Rich Tehrani, Om Malik and others have been blogging about the bizarre-sounding but not implausible possibility that Google may purchase beleaguered, lost-at-sea telecom giant SprintNextel.

Makes sense to me except for one big honkin' "but" (that's "but" with one "t"):

Makes sense because:

  1. Google seems to believe that to really compete against the big, bad net-neutrality-hating broadband monopolists, they really need to have their own spectrum.
  2. With Sprint, Google will have a fast track to providing its own content (largely via Android) to mobile devices.
  3. With Sprint, Google would presumably inherit portal-enabling contracts now part of indexed, featured content on SprintNextel phones.
  4. Google could easily buy SprintNextel whole.  As of the time I type this, Google's market cap is $201.79 billion, SprintNextel's is $45.9 billion.
  5. A Google-owned Sprint might want to at least take a look at the furloughed WiMax project with Clearwire.
  6. Google buying SprintNextel whole would inject some 53 million subscribers into Google's revenue stream.

That last factor sounds the most exciting, but it also embodies issues that at least to me, makes such an acquisition unwise.
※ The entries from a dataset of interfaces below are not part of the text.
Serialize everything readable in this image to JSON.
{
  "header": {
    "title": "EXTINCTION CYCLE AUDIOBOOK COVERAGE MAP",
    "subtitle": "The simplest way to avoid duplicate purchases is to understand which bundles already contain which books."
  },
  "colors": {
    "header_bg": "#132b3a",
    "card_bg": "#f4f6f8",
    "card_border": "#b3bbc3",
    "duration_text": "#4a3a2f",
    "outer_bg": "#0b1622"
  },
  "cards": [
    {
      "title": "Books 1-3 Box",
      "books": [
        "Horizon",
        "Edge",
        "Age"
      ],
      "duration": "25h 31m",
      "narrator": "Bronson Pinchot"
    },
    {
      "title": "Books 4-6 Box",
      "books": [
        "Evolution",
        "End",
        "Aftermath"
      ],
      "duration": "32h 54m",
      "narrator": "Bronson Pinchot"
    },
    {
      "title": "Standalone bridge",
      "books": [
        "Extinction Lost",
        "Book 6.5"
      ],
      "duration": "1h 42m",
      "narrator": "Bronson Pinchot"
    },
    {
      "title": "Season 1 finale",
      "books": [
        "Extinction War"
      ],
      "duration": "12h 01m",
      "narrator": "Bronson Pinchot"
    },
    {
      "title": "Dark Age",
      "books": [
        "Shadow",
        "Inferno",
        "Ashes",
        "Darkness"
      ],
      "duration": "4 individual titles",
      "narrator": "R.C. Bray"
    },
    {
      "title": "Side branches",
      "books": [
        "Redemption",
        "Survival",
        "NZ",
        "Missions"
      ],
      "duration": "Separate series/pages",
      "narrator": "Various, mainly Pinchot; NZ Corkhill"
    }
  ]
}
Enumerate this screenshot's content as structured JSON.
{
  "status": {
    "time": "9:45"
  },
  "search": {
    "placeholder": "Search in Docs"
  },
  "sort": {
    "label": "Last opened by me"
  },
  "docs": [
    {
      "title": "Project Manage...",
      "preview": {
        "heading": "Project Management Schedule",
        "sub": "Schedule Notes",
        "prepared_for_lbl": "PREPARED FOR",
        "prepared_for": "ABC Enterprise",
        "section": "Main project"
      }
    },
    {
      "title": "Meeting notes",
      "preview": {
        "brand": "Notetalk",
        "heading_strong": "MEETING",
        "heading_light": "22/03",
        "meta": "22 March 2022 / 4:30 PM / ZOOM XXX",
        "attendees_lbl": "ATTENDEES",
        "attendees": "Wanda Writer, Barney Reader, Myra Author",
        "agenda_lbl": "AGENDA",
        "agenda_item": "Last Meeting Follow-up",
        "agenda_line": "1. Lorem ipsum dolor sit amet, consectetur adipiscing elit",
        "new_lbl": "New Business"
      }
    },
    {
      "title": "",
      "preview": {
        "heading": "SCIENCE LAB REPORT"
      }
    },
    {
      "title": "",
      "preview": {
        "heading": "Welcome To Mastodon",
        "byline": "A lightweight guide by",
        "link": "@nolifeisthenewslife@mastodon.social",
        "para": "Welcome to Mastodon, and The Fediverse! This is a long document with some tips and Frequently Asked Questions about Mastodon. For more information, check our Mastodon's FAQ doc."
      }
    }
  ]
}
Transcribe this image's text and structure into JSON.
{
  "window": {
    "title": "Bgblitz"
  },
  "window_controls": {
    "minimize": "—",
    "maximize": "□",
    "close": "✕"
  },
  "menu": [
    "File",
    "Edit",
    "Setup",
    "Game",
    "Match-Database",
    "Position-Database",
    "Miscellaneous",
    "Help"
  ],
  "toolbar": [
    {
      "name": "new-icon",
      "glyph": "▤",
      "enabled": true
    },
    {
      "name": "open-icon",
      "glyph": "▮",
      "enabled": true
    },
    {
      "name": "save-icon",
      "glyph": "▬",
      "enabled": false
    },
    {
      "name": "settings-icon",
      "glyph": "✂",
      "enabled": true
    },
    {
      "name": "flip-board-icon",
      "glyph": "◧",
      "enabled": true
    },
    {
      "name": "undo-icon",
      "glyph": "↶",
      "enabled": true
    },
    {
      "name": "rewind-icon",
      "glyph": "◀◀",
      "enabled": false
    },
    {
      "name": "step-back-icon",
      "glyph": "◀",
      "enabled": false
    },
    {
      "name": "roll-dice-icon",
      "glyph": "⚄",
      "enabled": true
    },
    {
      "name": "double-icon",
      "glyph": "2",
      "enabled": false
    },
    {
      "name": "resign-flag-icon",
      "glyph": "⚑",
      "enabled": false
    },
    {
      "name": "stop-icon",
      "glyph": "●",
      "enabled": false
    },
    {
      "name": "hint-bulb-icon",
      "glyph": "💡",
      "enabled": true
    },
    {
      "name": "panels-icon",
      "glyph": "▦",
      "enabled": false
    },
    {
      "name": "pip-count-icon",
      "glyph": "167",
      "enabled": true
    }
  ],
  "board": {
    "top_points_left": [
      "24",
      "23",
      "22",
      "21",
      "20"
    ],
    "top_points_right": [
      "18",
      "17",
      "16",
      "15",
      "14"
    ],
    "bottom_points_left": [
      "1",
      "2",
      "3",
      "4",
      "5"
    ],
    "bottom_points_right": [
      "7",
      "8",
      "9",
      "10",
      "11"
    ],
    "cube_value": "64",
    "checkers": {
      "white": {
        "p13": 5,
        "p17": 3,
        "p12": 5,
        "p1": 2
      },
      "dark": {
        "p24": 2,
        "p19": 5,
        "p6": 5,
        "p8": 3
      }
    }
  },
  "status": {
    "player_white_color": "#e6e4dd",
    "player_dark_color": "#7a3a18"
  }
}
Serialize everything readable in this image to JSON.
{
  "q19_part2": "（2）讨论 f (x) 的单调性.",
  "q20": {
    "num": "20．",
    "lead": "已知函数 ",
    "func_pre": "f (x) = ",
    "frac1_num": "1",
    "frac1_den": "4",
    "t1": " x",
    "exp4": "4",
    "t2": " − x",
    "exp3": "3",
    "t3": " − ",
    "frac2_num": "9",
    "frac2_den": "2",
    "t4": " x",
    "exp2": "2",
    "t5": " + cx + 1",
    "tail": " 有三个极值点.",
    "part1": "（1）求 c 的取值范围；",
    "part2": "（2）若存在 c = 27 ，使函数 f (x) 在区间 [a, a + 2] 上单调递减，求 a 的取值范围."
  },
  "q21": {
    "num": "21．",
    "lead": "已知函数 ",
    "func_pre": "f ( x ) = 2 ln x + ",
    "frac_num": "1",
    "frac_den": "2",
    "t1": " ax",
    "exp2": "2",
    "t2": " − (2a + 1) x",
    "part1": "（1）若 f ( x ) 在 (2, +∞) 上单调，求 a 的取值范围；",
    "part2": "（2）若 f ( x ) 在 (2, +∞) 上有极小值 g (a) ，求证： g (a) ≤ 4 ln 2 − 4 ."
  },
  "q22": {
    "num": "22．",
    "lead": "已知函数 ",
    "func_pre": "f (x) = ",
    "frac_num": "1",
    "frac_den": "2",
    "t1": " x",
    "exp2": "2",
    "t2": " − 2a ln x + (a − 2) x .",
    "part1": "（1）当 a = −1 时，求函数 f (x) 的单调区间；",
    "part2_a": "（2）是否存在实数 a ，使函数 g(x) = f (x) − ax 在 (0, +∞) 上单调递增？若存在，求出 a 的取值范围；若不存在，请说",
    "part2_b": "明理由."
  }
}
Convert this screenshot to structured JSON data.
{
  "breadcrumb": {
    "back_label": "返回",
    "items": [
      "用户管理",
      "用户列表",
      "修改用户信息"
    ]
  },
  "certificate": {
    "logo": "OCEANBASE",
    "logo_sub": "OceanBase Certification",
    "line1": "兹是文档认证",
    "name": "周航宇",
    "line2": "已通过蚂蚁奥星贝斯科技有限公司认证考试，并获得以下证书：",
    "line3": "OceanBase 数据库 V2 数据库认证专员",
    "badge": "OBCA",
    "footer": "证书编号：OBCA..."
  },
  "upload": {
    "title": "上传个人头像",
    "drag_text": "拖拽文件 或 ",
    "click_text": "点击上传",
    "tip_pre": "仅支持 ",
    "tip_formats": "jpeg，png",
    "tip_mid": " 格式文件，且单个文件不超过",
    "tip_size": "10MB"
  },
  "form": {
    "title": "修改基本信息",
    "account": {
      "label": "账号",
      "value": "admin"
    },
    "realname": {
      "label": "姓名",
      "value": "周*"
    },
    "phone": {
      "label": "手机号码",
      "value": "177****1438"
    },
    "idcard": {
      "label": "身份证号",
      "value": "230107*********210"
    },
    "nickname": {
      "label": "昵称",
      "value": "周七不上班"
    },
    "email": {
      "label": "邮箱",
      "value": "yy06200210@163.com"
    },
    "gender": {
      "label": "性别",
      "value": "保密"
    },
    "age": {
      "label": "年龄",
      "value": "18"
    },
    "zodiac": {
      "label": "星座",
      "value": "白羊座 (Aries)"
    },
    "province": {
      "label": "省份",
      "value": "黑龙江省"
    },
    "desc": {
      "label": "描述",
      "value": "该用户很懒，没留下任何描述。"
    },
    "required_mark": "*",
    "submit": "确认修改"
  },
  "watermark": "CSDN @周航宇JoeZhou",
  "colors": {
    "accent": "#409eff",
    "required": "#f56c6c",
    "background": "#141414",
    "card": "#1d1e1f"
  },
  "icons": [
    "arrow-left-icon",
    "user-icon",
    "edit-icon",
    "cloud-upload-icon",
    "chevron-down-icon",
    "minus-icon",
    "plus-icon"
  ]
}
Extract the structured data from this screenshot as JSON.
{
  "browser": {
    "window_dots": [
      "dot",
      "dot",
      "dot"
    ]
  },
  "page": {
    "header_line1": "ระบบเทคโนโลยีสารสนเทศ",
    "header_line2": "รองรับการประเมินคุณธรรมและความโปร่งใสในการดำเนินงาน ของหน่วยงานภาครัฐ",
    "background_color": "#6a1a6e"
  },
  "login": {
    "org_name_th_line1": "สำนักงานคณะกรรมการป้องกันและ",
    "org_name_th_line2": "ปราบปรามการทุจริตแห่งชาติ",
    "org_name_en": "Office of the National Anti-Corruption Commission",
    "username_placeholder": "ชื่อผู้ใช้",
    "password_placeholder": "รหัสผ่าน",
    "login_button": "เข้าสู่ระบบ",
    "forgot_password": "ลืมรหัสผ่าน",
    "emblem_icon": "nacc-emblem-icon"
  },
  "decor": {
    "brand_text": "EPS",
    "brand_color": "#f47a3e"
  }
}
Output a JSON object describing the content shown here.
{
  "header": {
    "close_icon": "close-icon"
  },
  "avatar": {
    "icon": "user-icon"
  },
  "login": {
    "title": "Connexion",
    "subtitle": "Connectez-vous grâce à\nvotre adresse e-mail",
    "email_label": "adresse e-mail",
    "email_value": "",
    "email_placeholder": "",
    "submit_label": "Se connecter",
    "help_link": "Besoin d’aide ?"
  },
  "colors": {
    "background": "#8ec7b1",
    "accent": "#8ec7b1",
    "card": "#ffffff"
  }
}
Such a purchase would require so much rejiggering on Google's part to integrate what would be a huge new division- and 50+ million customers into Google's existing processes and services that despite the upside it would be just too big a gulp.  For Google, buying and then integrating SprintNextel would be so transformative to Google's core that I am convinced it ain't gonna happen.

Now if we are talking about a small, alliance-facilitating stake, that might be another matter.

Editorial standards